The International Monetary Fund earlier this month also warned France it may fall behind Italy and Spain on labour market reforms and competitiveness, as French exports are shrinking compared to other eurozone countries, especially Germany.
A report commissioned by the French government and drafted by industrialist Louis Gallois issued a similar warning, suggesting "shock therapy" was needed to bring down labour costs and re-balance the economic relationship to Germany.
French finance minister Pierre Moscovici on Monday said the downgrade "does not put into question the fundamentals of the French economy and is a motivation to pursue structural reforms."
Elected on an anti-austerity ticket, Socialist President Francois Hollande has sought to avoid harsh social welfare or wage cuts. In a reforms package passed in earlier this autumn, the main measures were tax hikes for the rich and on capital gains by companies.
An internet movement called "the pigeons" warned that the new taxation is stifling investments in start-ups and small enterprises succeeded in rolling back some of the measures.
Hollande also sent his German-speaking Prime Minister, Jean-Marc Ayrault, to Berlin for talks with Chancellor Angela Merkel. In a joint press conference last Thursday, the two seemed to be singing for the same hymn sheet. They agreed more reforms are needed and that France has to boost its competitiveness. Ayrault said Paris remains fully committed to bring down the budget deficit to 3 percent of GDP by next year.
Merkel, for her part, said she was not going to "give grades" to France on its reforms, even though Berlin is "observing" what is going on there.
She also said that the Franco-German relationship was above the rival political families their two leaders are from. It was "normal" for the French Socialists to support her challenger in next year's general elections, just as she had supported Nicolas Sarkozy who lost to Hollande.

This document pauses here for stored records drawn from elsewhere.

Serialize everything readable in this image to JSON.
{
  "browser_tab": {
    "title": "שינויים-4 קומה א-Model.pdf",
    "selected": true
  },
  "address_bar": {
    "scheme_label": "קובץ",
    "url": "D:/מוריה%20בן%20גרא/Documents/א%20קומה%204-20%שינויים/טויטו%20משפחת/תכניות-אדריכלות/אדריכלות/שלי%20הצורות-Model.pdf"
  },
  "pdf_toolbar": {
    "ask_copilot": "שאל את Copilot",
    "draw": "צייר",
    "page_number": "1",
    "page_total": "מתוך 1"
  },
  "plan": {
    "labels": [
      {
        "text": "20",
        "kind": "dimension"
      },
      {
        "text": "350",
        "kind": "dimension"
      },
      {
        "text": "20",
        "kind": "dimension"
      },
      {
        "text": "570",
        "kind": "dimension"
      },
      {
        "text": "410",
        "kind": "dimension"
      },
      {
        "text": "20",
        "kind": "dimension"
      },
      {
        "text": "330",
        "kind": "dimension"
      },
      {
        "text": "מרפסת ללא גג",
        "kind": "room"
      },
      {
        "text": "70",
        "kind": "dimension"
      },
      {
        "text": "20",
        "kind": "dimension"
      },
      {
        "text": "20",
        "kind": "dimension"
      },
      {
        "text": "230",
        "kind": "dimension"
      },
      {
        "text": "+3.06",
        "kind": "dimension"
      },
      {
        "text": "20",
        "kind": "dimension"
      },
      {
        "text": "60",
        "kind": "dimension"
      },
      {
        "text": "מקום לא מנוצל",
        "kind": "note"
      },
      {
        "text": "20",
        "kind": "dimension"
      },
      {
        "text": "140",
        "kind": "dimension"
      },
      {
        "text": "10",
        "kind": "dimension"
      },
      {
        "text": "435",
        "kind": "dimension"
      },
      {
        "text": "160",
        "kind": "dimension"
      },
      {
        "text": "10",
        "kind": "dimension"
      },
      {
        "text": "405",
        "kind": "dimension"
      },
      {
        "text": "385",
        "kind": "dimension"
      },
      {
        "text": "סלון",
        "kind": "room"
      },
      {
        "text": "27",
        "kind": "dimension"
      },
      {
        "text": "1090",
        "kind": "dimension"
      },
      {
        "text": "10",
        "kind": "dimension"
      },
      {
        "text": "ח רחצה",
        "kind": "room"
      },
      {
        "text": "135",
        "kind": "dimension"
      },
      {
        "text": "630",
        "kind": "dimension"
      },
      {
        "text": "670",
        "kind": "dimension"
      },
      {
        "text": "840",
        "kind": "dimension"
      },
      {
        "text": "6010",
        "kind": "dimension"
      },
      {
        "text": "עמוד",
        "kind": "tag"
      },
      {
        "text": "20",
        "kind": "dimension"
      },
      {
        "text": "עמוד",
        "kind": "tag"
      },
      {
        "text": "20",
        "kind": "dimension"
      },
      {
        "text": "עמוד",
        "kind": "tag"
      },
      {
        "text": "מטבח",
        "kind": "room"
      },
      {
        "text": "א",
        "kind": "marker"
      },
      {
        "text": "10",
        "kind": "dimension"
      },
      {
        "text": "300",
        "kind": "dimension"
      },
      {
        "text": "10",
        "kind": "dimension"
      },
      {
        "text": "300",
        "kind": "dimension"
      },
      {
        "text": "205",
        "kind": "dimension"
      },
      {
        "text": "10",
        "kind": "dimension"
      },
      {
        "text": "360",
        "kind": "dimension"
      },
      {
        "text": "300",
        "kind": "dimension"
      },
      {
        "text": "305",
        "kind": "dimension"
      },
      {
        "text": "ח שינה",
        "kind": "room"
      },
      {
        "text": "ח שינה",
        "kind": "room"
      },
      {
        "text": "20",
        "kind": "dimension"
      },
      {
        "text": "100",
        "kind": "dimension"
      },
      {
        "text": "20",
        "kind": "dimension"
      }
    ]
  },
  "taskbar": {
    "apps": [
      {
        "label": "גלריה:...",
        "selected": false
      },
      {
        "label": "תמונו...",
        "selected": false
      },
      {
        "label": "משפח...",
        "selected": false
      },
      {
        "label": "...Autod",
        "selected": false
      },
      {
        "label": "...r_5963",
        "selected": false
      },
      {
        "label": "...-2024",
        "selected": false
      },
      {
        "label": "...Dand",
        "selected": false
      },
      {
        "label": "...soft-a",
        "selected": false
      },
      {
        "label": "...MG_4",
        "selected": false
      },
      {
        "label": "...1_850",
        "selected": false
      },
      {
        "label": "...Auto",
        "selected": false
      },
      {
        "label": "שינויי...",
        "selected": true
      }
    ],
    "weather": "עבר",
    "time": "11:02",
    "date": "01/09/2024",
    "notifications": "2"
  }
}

"Once elected, however, we are all working very well together, this is something we have practised for decades," Merkel said, noting that Jacques Chirac and Helmut Kohl had also hailed from different political parties.